The Open Banking agenda ushered in by the European Commission’s revised Payment Services Directive (PSD2) comes at a time when the customer relationship has never been more fragile. In the PSD2 era, the ability to personalise a customer’s experience will be a key factor in success and will form the basis of new value propositions.
In the UK, the Competition & Markets Authority is driving the Open Banking agenda. It aims to create a market in which innovative and secure apps will provide personalised services and information to cover all the financial needs of individuals and to increase competition with and between banks.
Already, competitors to the traditional retail banks are emerging to take advantage of Open Banking by offering personalised services to niche but substantial markets. For example, the UK’s Redwood Bank will focus on lending to small companies and another new entrant is focused on providing banking services for armed services personnel. These banks are creating targeted value propositions in areas where the traditional banks are thought to be under-serving the market. Niche markets are generally too small for the big banks as it has been perceived that there are not enough potential customers to create a business case for tailoring products and solutions.

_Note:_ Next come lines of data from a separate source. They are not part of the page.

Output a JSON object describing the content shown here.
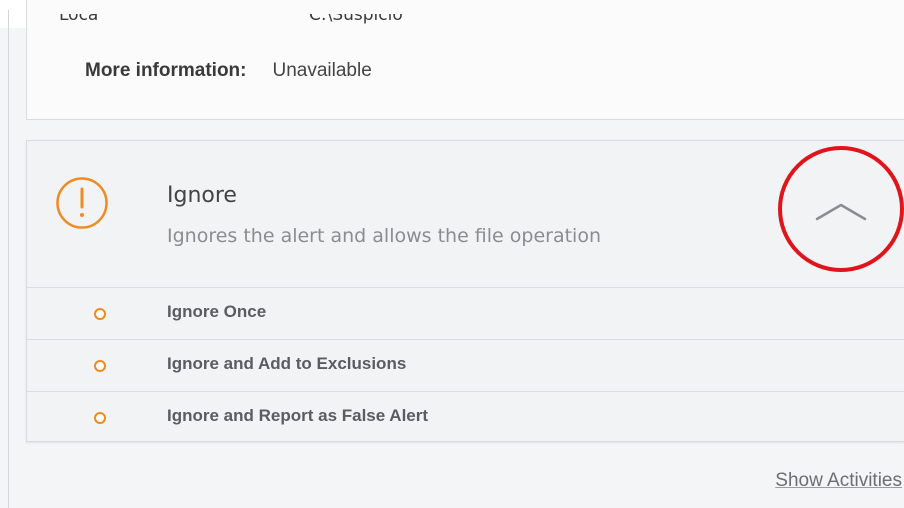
{
  "info_panel": {
    "partial_top_text_left": "Loca",
    "partial_top_text_right": "C:\\Suspicio",
    "more_info_label": "More information:",
    "more_info_value": "Unavailable"
  },
  "action": {
    "icon": "exclamation-circle-icon",
    "title": "Ignore",
    "description": "Ignores the alert and allows the file operation",
    "collapse_icon": "chevron-up-icon",
    "options": [
      {
        "label": "Ignore Once"
      },
      {
        "label": "Ignore and Add to Exclusions"
      },
      {
        "label": "Ignore and Report as False Alert"
      }
    ]
  },
  "footer": {
    "show_activities": "Show Activities"
  },
  "colors": {
    "accent_orange": "#ef8b22",
    "highlight_red": "#e0141b",
    "text_dark": "#3a3a3a",
    "text_muted": "#8a8c8f"
  }
}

PSD2 will enable banks and other organisations to access a wide variety of customer data, including transaction history and balances. With these insights, organisations will be able to improve personalisation.
Data and the ability to analyse it in real time is the cornerstone of personalisation as it enables organisations to deliver unique services and meaningful insights: 83% of respondents to a recent Earnix survey believe it will be common within five years for banks to offer data analytics-based services to help customers manage their lives, not just their finances, more effectively. The use of data analytics to offer new value-added, insight-based services will be critical to maintain margins over the next five years. This will be increasingly important as competition intensifies.
Not only will data enable banks to more effectively ‘slice and dice’ their customer base, understanding different groupings and targeting specific products at them, but it also enables banks to become more proactive. By analysing data in real time, banks can offer personalised services such as pre-approved mortgages, personal loans, and other products to customers. Previously such services were customer-driven; a customer would approach a bank for a product, such as a mortgage or personal loan.
With advanced data analytics, a bank should be able to pre-empt a customer’s needs. By analysing transaction data, a bank could quickly identify when a customer would benefit from a particular product or new account type. Just as online providers such as Amazon suggest other products its customers may like, so too could banks proactively offer complementary or related products that match the customer’s circumstances.
Analytics will also help banks to more closely manage their relationship with customers. Transactions may indicate that a customer might move to another institution; analytics and access to third party data will aid a bank in more accurately understanding the current relationship value and the lifetime customer value. Also, banks will be able to target customer segments that are most likely to move more activity and assets to the bank.
Personalised experiences and products powered by advanced analytics and machine learning will be key to woo customers in this new era of extreme competition. Analytics platforms empower bankers to make faster and more informed decisions, driving personalized customer engagements while meeting their business objectives.
For more information about how data can help banks to personalize the customer experience, download our report here: